– Developing an expeditious regulatory permitting scheme;
– Creating a database of technology and regulatory information, to be used by the industry as an information tool;
– Creating a new research, demonstration, and development program that will provide funding and support for further research, testing, and demonstrations of emerging technologies; and
– Promoting the role emerging technologies can play in meeting new demand for clean energy.
– For more details, contact council chair Michael Murphy at (1) 207-775-4495; E-mail: michael.murphy@ devinetarbell.com.
Fund established to finance energy technologies for Ontario
The Canadian province of Ontario’s Ministry of Research and Innovation offers financing for alternative energy technology demonstration activities at the pilot stage. The money comes from the province’s C$24 million (US$21.3 million) Innovation Demonstration
Fund (IDF). The fund will be available for four years.
To be eligible for financing, projects must be undertaken in the province of Ontario, Canada, with the goal of full-scale commercialization in the province. Funding proposals can be submitted on an ongoing basis.
IDF will provide financial support covering half of eligible costs for approved projects, up to a maximum amount. Funding ranges from C$100,000 (US$88,600) to C$4 million (US$3.5 million) per project. The applicant must fund the other half of project costs.
Expenses eligible for funding by IDF include:
– Start-up costs associated with development and design of prototypes;
– Equipment purchase, installation, and retrofitting costs;
– Direct labor costs for personnel involved in the project;
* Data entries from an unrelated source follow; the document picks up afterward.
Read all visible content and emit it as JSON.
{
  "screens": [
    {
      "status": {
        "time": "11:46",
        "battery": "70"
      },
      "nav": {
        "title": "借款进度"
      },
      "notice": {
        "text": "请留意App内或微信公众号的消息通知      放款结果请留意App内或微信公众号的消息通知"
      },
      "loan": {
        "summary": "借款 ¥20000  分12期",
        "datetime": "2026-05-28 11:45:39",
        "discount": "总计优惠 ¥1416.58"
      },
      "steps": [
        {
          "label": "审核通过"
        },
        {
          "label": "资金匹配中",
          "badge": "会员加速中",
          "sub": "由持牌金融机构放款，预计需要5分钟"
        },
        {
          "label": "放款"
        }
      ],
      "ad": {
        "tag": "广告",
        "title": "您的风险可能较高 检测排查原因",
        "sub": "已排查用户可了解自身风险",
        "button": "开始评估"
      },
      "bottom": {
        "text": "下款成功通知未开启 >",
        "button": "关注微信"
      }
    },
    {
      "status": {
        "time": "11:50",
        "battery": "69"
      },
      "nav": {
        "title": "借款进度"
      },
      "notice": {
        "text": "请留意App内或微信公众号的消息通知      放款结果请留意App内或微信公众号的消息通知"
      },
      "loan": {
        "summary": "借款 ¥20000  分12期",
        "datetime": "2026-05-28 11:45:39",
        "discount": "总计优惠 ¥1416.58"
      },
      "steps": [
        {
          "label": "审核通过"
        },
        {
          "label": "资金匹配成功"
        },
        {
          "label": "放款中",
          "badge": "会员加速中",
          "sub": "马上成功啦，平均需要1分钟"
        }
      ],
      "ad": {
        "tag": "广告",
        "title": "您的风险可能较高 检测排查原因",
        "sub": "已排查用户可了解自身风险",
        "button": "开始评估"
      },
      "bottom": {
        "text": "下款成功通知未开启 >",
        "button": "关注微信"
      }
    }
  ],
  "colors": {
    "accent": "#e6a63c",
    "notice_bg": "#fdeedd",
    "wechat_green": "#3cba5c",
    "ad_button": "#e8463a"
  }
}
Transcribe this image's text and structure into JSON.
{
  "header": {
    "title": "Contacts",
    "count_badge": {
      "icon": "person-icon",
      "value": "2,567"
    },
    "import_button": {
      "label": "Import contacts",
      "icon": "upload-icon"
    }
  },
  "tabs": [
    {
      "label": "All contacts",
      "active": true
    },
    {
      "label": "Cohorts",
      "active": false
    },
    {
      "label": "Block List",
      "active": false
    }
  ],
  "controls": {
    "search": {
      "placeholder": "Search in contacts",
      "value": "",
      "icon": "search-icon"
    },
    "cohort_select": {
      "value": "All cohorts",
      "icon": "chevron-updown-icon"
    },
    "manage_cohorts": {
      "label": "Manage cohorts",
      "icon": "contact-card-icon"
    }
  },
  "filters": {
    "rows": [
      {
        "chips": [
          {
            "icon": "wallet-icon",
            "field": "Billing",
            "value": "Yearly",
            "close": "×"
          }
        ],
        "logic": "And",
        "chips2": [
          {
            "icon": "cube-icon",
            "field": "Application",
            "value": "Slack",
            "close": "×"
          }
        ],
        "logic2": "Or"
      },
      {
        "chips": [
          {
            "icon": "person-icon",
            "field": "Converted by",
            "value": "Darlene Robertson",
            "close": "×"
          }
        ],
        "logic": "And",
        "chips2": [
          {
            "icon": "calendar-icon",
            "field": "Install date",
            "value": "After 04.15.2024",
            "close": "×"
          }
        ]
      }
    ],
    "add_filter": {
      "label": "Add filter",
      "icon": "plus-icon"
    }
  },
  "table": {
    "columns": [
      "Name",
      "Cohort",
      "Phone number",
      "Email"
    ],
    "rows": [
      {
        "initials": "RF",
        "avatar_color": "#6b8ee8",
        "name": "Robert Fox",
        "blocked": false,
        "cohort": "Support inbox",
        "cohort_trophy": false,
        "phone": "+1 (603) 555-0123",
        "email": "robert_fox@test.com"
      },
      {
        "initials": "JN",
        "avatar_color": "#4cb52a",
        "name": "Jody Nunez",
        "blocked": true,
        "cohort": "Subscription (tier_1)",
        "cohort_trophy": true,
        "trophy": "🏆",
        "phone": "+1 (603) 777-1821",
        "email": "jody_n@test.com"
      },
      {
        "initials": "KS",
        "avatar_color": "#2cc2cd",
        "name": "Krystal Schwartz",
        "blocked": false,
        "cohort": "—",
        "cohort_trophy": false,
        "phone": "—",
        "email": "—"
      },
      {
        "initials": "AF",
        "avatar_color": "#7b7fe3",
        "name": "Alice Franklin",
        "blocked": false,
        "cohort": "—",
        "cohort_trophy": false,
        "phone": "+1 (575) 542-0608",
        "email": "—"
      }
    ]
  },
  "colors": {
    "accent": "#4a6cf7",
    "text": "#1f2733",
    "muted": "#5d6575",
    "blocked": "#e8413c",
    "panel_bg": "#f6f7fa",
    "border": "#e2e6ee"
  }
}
– Maintenance costs;
– Costs associated with the development of codes and standards and regulatory approvals;
– Costs associated with training of skilled resources and public awareness; and
– Monitoring and evaluation costs.
The fund is part of a C$160 million (US$141.7 million) “Ideas to Market Strategy” established by the government of Ontario.
– For more information or to apply for funding through the IDF, visit www.mri.gov.on.ca/english/programs/ idf/guidelines.asp.